It was obvious the career path Zenon would take. His world changed after attending the Berklee College of Music.
“It was the first time I studied jazz in a formal manner,” Zenon said. “I saw at that point that music was a viable option.”
Zenon enjoys a varied career as a musician and educator. The Grammy nominee has been the recipient of Guggenheim- and MacArthur fellowships. He has released 15 albums as a bandleader, and his alto sax artistry has led to more than 100 sideman recordings.
“I’ve been incredibly busy, and I’ve been so fortunate to work with so many talented people,” Zenon said. “It’s been so great so far, but I have so much more to accomplish (and) I also want to give back.”
Zenon accomplishes that by connecting with young musicians.
“I try to teach them about the history of music and what it means in the world today,” he said. “I want them to learn, and give them the confidence to be able to express themselves. What’s great about jazz is that it’s a musical world that’s always inclusive. Just go back to the 1800s and you’ll see that. Jazz is a special kind of music and I have so much love and reverence for it.”
Yet Zenon never has been content with his music.
“The worst thing to be is complacent,” he said. “I’m always trying to discover or learn something new and apply it to my music.”
His creativity often is sparked when he collaborates.
“I love to work with other people,” he said. “Some of my best ideas come when I play with other musicians.
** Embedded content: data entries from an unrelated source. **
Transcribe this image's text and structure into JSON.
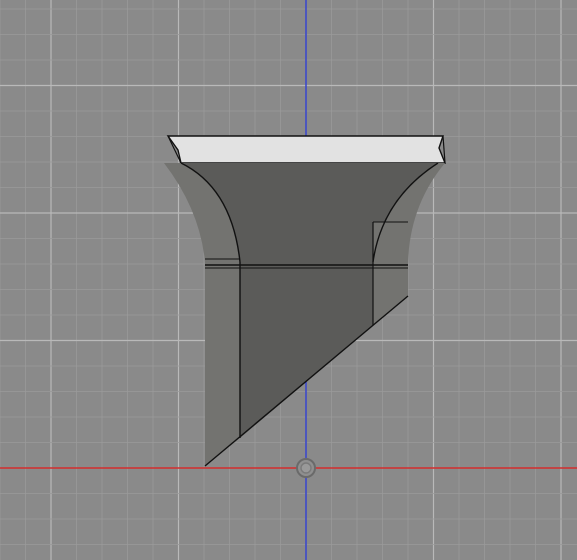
{
  "viewport": {
    "view_orientation": "front",
    "background_color": "#8a8a8a",
    "grid": {
      "visible": true,
      "minor_color": "#9a9a9a",
      "major_color": "#b9b9b9"
    },
    "axes": {
      "x_axis_color": "#d02a2a",
      "y_axis_color": "#2e3ccf"
    },
    "origin_marker": {
      "visible": true,
      "icon": "origin-circle-icon"
    },
    "model": {
      "name": "",
      "shape": "flared-pedestal-with-angled-cut",
      "body_color": "#5b5b59",
      "top_face_color": "#e2e2e2",
      "side_face_color": "#737370",
      "edge_color": "#111111"
    }
  }
}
I love the interplay. I come up with things that I never would have come up with myself.”
When touring the country, Zenon is amused how most Americans wear their genre of choice like a badge.
“It seems as if some people are jazz, some are country and some are hip-hop and some are rock, but we can enjoy all types of music,” Zenon said. “The reality is that if you look at the history of music, all the genres come from the same place.”